Hybrid Scrapbooking is the process of combining the digital and physical methods together. It’s a form of scrapbooking that I started to notice after Project Life evolved. If after printing your digital layouts, you add physical products to those printed layouts, then you are hybrid scrapbooking.
Hybrid scrapbooking can really liven up your digital layouts, which sometimes feel flat without added digital shadows. The cost to add the embellishments can be minimal and not take too much time or effort as well. Just be sure to follow the scrapbooking golden rule – only attach physical embellishments to printed surfaces using acid-free adhesives.
Hybrid Scrapbooking brings together a newer method of scrapbooking digitally and adds another level of physical components to complete the look of your layout. Hybrid Scrapbooking is another way to help express your creativity to document your stories without needing a lot of scrapbook supplies.
8) Digital – Social Sharing Scrapbooking
Social Sharing Scrapbooking is a little bit outside of what would normally be thought of as scrapbooking. But, remember that scrapbooking, as Becky Higgins states, is the the process of bringing your photos and stories together.
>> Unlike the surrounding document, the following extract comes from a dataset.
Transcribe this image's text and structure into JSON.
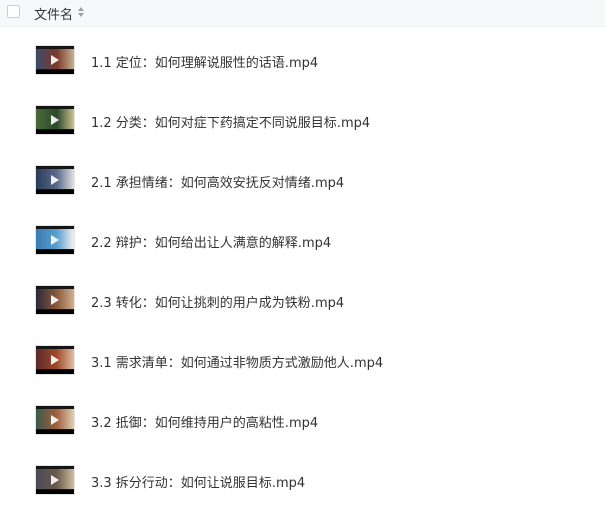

When life gets in the way and you want to share your memories, you can do it digitally via social sharing. We all have the best intentions to scrapbook these photos later, but preserving the memories now is important. Document the little details of the story that you want to remember. Don’t wait 6 months, 1 year, or 5 years later to write the story. (We’ve all been there at one time or another.)
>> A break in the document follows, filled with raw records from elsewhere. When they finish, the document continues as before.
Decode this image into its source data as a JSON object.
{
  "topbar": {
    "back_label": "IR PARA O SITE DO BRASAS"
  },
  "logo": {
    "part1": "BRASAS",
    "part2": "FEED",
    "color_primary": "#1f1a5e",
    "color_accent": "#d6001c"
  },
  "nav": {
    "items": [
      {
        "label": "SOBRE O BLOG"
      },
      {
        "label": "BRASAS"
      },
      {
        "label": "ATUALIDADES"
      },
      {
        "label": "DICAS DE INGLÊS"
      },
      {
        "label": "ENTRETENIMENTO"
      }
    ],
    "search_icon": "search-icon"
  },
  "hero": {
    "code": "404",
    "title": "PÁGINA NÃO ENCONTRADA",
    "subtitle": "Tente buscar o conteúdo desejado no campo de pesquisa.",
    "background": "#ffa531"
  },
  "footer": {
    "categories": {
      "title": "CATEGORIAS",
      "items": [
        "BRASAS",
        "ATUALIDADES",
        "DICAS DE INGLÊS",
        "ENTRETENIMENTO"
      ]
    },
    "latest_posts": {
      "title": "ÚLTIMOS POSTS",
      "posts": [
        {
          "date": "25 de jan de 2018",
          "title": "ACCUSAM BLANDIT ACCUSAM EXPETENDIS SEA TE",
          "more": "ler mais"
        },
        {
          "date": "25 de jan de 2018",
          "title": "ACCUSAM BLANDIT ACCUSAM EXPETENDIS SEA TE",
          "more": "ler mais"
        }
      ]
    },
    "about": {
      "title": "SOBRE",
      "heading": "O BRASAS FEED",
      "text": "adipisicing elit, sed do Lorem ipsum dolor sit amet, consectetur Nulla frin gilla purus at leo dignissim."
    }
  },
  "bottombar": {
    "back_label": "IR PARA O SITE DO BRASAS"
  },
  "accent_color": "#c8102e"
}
Social Sharing Scrapbooking can be done in a number of places around the web. Facebook is the most obvious social media platform where photos are shared, but other websites that are specifically for photo sharing should be considered instead. Photo sharing websites should be used to document your stories and a place to preserve your photos.
Shutterfly, Google Photos, and Flickr are all good options for sharing your photos. After uploading your photos, you can share them with friends and family and some platforms even allow comments. You are also able to add journaling to your photos to document your stories on each photo as a caption.
There is one very important feature to consider when using photo sharing websites instead of social media platforms, like Facebook. Photo sharing websites will store the original size of your photo. If you go back to print that photo or download the photo, it will retain the original size.
Facebook and other social media platforms do not store your photos at the original size. If you download the photo direct from Facebook, the resolution will be reduced and won’t print good.
Even though Social Sharing Scrapbooking doesn’t produce a final scrapbook, it is important to remember to write down those stories. When time and money are slim, you still have options to document those stories so they won’t be forgotten.
These 8 different ways to scrapbook your photos provide you options so that you can preserve your memories. You can decide on the way that best fits your current lifestyle and document your photos and stories together.
Tell me your favorite way to scrapbook or which method you haven’t tried yet. I’d love to hear from you!
Until then, don’t forget to lead your best creative life today 🙂